The creators of a scientific search engine have unveiled software that automatically generates one-sentence summaries of research papers, which they say could help scientists to skim-read papers faster.
The free tool, which creates what the team calls TLDRs (the common Internet acronym for ‘Too long, didn’t read’), was activated this week for search results at Semantic Scholar, a search engine created by the non-profit Allen Institute for Artificial Intelligence (AI2) in Seattle, Washington. For the moment, the software generates sentences only for the ten million computer-science papers covered by Semantic Scholar, but papers from other disciplines should be getting summaries in the next month or so, once the software has been fine-tuned, says Dan Weld, who manages the Semantic Scholar group at AI2.
Preliminary testing suggests that the tool helps readers to sort through search results faster than viewing titles and abstracts, especially on mobile phones, he says. “People seem to really like it.”
A preprint describing the tool was first published on the arXiv preprint server in April1, and was accepted for publication after peer review by a natural-language-processing conference taking place this month. The researchers have made their code freely available, along with a working demo website where anyone can try the tool.
“I predict that this kind of tool will become a standard feature of scholarly search in the near future. Actually, given the need, I am amazed it has taken this long to see it in practice,” says Jevin West, an information scientist at the University of Washington in Seattle who tested the tool at Nature’s request. “It is not perfect, but it’s definitely a step in the right direction,” he says.
Weld was inspired to create the TLDR software in part by the snappy sentences his colleagues share on Twitter to flag up articles. Like other language-generation software, the tool uses deep neural networks trained on vast amounts of text. The team included tens of thousands of research papers matched to their titles, so that the network could learn to generate concise sentences. The researchers then fine-tuned the software to summarize content by training it on a new data set of a few thousand computer-science papers with matching summaries, some written by the papers’ authors and some by a class of undergraduate students. The team has gathered training examples to improve the software’s performance in 16 other fields, with biomedicine likely to come first.

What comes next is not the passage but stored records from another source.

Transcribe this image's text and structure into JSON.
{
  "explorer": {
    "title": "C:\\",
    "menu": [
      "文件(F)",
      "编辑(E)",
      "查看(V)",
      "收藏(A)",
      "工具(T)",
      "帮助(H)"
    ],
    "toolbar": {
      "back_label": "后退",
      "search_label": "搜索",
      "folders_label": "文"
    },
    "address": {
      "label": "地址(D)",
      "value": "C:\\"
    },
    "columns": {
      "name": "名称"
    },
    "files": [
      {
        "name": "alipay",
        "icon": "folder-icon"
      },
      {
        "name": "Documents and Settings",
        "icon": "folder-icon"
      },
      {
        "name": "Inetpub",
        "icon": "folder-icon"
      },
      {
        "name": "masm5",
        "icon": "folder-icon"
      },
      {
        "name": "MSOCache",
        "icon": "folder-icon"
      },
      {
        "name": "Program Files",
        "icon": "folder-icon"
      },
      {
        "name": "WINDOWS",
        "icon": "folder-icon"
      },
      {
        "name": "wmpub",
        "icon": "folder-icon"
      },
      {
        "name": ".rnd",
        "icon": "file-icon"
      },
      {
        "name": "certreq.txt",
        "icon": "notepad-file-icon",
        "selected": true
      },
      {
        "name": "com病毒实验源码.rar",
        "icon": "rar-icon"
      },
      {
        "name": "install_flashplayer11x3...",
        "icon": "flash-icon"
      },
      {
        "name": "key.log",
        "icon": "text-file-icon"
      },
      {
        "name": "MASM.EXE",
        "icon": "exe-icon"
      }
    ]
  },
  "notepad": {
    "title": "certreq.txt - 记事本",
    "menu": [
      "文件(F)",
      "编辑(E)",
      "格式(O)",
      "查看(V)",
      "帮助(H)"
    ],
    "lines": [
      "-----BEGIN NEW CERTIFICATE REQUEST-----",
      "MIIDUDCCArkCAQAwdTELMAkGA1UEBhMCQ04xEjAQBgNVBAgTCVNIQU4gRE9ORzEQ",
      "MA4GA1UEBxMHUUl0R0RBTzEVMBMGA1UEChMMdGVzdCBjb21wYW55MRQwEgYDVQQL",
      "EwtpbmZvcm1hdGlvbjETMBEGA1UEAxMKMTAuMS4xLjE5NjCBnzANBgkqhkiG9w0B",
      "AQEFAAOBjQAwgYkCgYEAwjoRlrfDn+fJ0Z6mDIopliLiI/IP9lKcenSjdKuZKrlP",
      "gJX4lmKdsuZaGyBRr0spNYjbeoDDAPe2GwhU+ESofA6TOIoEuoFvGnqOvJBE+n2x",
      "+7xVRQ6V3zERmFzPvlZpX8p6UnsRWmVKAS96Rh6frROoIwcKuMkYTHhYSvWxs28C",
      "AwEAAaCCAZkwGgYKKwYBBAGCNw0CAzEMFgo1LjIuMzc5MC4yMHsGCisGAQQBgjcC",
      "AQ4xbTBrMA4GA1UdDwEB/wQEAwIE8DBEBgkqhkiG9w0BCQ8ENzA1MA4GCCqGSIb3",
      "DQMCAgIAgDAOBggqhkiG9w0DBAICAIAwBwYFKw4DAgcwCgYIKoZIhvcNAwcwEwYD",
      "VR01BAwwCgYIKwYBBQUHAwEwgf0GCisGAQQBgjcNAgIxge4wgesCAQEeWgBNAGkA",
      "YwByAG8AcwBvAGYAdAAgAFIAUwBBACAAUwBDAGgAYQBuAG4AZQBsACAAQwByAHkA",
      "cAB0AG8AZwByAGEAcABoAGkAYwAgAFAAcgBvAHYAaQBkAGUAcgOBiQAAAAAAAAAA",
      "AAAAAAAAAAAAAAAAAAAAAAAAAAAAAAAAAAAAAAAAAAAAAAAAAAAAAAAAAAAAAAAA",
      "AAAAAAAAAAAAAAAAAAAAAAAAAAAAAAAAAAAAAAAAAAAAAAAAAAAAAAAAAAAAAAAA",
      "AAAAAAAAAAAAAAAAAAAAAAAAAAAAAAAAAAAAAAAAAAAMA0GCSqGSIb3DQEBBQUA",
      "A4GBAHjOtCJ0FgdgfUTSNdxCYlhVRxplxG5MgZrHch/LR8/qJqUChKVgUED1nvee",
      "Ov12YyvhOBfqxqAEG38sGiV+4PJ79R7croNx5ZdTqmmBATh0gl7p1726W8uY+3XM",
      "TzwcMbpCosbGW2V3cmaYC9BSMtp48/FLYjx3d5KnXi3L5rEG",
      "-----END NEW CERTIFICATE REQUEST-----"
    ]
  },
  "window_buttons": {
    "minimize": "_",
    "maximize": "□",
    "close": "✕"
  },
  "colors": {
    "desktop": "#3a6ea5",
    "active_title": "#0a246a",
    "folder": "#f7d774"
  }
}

The TLDR software is not the only scientific summarizing tool: since 2018, the website Paper Digest has offered summaries of papers, but it seems to extract key sentences from text, rather than generate new ones, Weld notes. TLDR can generate a sentence from a paper’s abstract, introduction and conclusion. Its summaries tend to be built from key phrases in the article’s text, so are aimed squarely at experts who already understand a paper’s jargon. But Weld says the team is working on generating summaries for non-expert audiences.
The researchers also plan to license the technology to publishers, and to expand their service to provide personalized research briefings that summarize key papers in a field. “We are just getting to the point where AI methods can generate novel summaries at a level that is acceptable to people,” Weld says.